The next morning when I got to work a friend who had helped test the extension said it was being covered on Gizmodo. I was use to strugging and failing to get any press for things I’d built but this time multiple sources had somehow found the extension and covered it. The next few days I saw usage grow to about 10k users and I worked on making it more user friendly and robust.
I moved on after that but saw a few months later that others built less whimsically branded versions of the extension and that my extension now only had about 30% of the user share. This continued for many years but I still used Foxish everyday for the next few years. Eventually I moved back to Firefox but even there they eventually dropped live bookmarks RSS support. Over the following decade reports of RSS “dying” came and went and every so often I’d get emails from users asking me to do something in the Chrome store to re-add Foxish to it as terms and conditions were added or versions needed to be bumped but mostly Foxish just kept working.
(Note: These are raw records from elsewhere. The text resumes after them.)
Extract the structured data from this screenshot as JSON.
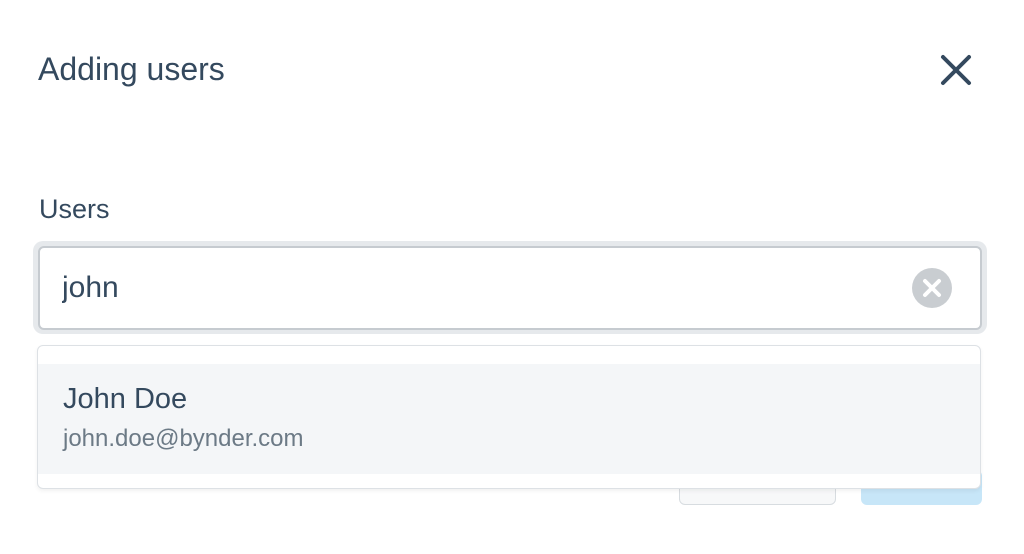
{
  "dialog": {
    "title": "Adding users"
  },
  "users_field": {
    "label": "Users",
    "value": "john",
    "placeholder": ""
  },
  "suggestions": [
    {
      "name": "John Doe",
      "email": "john.doe@bynder.com"
    }
  ],
  "icons": {
    "close": "close-icon",
    "clear": "clear-circle-icon"
  },
  "colors": {
    "text": "#34495e",
    "muted": "#6c7a86",
    "primary_disabled": "#c7e6f8",
    "highlight": "#f4f6f8"
  }
}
Rewrite and Rebrand to Live RSS BookmarksLast year due to OSX+YouTube+Firefox performance issues I switched to Brave and installed Foxish on it. I noticed that all the other similiar extensions had died but Foxish worked as expected and its wonky UI brought back fond memorys. The only issue was that I was presented with a warning about the Chrome ending support for Manifest v2 in the next few months. I knew this would be the end for the extension since updating to V3 would take more time then I wanted to spend on it.
Fast forward another year and Chrome had pushed back the EOL for Manifest v2 multiple times. In that time I’d really enjoyed live bookmarks and Brave. I checked the documentation for manifest v3 extensions and saw that the bookmark usage quotas had been removed. I convinced myself that I could simplify the code and move it to manifest v3 in an afternoon and decided that was worth the effort.
3 days later I had re-written, re-branded and re-thought everything about the extension. I don’t think there are many people who still consume RSS feeds as live bookmarks but for this niche group, I am happy to push the tooling along a little while longer.